__TASK GOAL__
How many lines of the entries hold the string "kind"? Reply with the number alone.

__AVAILABLE DATA__
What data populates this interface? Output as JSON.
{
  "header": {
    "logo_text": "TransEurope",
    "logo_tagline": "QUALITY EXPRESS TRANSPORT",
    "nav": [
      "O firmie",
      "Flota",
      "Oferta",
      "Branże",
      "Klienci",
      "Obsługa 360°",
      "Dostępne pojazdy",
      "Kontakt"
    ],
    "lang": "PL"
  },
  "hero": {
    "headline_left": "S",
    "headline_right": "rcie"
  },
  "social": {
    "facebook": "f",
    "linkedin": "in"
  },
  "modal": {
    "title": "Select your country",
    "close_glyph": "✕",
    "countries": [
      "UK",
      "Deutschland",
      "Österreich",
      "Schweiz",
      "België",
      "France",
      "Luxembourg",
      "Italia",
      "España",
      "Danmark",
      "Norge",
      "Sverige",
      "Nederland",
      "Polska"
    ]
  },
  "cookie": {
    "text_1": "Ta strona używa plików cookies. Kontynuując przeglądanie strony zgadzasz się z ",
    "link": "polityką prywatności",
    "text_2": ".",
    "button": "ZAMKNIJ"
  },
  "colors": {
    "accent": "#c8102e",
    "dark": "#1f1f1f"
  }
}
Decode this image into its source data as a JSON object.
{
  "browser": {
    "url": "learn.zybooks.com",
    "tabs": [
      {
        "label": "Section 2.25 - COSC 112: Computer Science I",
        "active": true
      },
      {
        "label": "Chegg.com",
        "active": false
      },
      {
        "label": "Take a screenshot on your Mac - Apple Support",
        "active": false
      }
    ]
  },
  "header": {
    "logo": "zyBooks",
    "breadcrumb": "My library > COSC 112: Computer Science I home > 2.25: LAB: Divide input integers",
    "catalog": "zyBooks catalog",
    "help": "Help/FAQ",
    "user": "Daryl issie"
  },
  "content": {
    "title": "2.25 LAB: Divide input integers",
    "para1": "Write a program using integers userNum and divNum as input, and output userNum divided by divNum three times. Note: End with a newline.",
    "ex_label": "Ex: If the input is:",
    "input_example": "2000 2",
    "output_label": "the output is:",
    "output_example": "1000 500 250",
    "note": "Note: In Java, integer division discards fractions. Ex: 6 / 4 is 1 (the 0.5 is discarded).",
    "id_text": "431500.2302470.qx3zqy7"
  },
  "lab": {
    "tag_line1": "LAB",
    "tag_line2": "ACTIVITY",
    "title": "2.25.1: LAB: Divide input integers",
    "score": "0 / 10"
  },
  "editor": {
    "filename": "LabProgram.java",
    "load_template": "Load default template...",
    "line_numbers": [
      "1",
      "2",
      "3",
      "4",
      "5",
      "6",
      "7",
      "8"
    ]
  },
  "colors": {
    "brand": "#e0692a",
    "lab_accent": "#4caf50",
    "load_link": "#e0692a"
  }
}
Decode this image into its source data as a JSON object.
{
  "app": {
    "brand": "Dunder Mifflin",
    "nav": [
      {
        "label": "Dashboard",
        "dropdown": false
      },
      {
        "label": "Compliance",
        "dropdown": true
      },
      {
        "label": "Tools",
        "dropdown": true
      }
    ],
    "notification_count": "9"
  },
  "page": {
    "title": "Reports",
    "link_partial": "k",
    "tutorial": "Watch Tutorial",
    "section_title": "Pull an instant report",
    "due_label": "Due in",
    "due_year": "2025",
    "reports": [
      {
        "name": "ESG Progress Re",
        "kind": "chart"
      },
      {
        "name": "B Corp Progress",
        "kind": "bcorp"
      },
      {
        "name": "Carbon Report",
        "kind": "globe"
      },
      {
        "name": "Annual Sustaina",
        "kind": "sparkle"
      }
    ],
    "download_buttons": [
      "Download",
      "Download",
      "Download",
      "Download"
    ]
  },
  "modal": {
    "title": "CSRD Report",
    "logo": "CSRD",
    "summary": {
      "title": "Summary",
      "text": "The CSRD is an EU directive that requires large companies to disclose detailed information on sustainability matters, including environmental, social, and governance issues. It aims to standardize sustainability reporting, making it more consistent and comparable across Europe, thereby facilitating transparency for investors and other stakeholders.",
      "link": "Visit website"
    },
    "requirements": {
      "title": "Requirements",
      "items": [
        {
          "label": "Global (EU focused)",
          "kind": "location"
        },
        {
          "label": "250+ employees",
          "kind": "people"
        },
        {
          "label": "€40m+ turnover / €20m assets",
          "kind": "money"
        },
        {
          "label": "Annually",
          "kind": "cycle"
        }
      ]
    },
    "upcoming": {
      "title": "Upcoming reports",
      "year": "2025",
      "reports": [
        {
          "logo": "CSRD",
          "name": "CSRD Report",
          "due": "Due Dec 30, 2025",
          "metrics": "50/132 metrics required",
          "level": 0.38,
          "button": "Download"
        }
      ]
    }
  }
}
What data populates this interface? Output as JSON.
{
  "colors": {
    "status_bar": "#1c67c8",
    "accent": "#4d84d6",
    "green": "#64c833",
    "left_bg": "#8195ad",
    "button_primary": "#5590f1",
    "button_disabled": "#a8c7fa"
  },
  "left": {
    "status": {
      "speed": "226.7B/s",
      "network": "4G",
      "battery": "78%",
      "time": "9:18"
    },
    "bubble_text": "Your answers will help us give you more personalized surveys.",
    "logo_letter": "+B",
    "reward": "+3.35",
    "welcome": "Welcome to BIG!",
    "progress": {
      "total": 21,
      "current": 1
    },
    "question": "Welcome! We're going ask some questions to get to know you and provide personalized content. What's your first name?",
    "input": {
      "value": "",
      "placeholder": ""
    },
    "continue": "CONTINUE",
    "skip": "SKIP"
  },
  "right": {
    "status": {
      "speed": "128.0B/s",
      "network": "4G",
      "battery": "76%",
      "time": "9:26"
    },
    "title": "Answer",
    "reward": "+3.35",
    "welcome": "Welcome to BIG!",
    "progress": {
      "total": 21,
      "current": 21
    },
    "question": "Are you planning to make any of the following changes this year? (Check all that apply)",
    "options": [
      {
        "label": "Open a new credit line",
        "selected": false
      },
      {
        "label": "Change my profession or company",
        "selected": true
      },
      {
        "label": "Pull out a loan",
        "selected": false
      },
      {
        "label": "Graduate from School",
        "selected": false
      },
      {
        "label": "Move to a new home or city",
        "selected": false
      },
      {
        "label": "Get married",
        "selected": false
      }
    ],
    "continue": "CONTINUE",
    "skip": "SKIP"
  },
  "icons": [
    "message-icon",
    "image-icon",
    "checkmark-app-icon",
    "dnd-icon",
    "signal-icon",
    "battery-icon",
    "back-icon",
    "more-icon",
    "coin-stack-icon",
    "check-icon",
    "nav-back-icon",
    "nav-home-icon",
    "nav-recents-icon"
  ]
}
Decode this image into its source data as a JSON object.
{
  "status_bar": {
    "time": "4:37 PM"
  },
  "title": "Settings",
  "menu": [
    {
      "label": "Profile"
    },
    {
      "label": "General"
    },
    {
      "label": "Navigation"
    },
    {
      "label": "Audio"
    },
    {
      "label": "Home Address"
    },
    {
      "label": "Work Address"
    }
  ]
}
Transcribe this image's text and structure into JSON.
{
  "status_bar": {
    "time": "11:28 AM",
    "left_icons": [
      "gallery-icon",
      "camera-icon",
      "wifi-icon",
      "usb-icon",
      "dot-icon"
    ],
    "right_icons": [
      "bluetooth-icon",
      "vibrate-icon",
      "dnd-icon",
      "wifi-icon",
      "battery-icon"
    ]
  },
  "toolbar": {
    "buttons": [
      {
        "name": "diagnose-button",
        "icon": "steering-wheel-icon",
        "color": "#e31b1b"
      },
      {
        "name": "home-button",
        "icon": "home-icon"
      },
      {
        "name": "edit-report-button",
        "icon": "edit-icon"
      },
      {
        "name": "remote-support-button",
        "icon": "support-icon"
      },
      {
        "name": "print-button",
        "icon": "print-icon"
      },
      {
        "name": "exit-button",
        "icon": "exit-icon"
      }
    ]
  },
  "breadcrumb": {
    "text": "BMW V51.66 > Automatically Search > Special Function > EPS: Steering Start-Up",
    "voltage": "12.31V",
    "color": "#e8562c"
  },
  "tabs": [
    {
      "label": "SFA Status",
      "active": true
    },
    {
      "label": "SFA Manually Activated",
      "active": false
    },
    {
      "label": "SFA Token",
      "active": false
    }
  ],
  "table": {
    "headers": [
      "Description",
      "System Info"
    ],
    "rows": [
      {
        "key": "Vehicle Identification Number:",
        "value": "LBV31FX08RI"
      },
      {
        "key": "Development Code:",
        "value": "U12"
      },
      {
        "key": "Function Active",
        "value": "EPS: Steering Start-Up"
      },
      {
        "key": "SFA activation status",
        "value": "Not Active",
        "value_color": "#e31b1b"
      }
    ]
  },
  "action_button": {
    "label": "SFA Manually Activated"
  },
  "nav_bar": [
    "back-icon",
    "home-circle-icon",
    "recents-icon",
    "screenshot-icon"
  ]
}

__COMPLETED EXERCISE__
8